•Stanza 3, lines 22-23: At this point the Ol’ Higue is making excuses for her presence, claiming that she serves an actual purpose in the scheme of life. If a child dies of unknown causes, she can be scapegoated for it.
•Stanza 3, lines 24-25: ‘The murder inside your head’ refers to the moments, when out of pure frustration and tiredness, a mother might wish ill on her child. The Ol’ Higue is implying that, again, she can be used as a scapegoat if something unfortunate happens to the child.
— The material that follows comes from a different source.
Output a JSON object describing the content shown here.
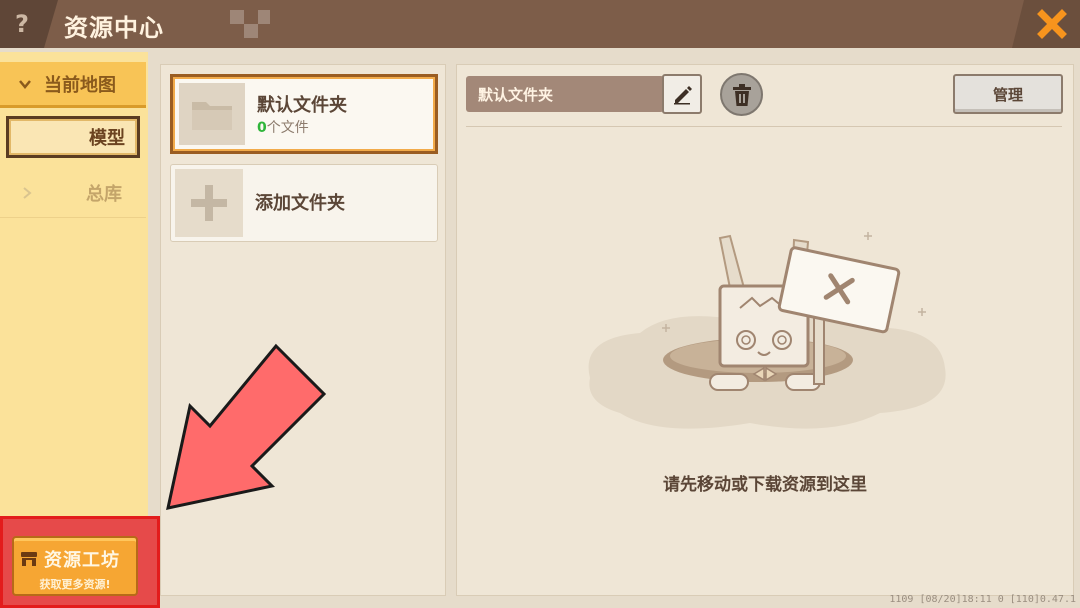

The mother is relieved of bearing the burden of guilt.
The repetition of the word ‘soft’ emphasizes the fact that the call of the child’s blood has captured and beguiled the Ol’ Higue’. She implies that she cannot resist that call.
This device emphasizes the Ol’ Higue’s dependence, even addiction, to the sweet blood of the baby.

5. ‘stupidness!’
This is a distinctly Caribbean phrase that highlights frustration or scorn. Therefore, it highlights the Ol’ Higue’s frustration with her lack of self control.

6. ‘gallivanting’
This term refers to some one ‘playing around’, having fun. The Ol’ Higue is being sarcastic at this point. She is expressing displeasure at having to fly around to seek prey.

7. ‘pure blood running in new veins’
Babies are often associated with purity, this is what is emphasized here. The Ol’ Higue simply cannot resist the lure of new and pure blood.

8. ‘holding her final note for years and years, afraid of the dying hum …’
This tells us that the Ol’Higue has been living this desperate existence for a long time. It also implies that she will keep hanging on, despite her frustration. The final line confirms this point: ‘As long as it have women giving birth a poor Ol’ Higue like me can never dead’
The mood of the poem is reflective.
The tone of the poem is slightly bitter and resigned. She accepts that the cycle of her life cannot change.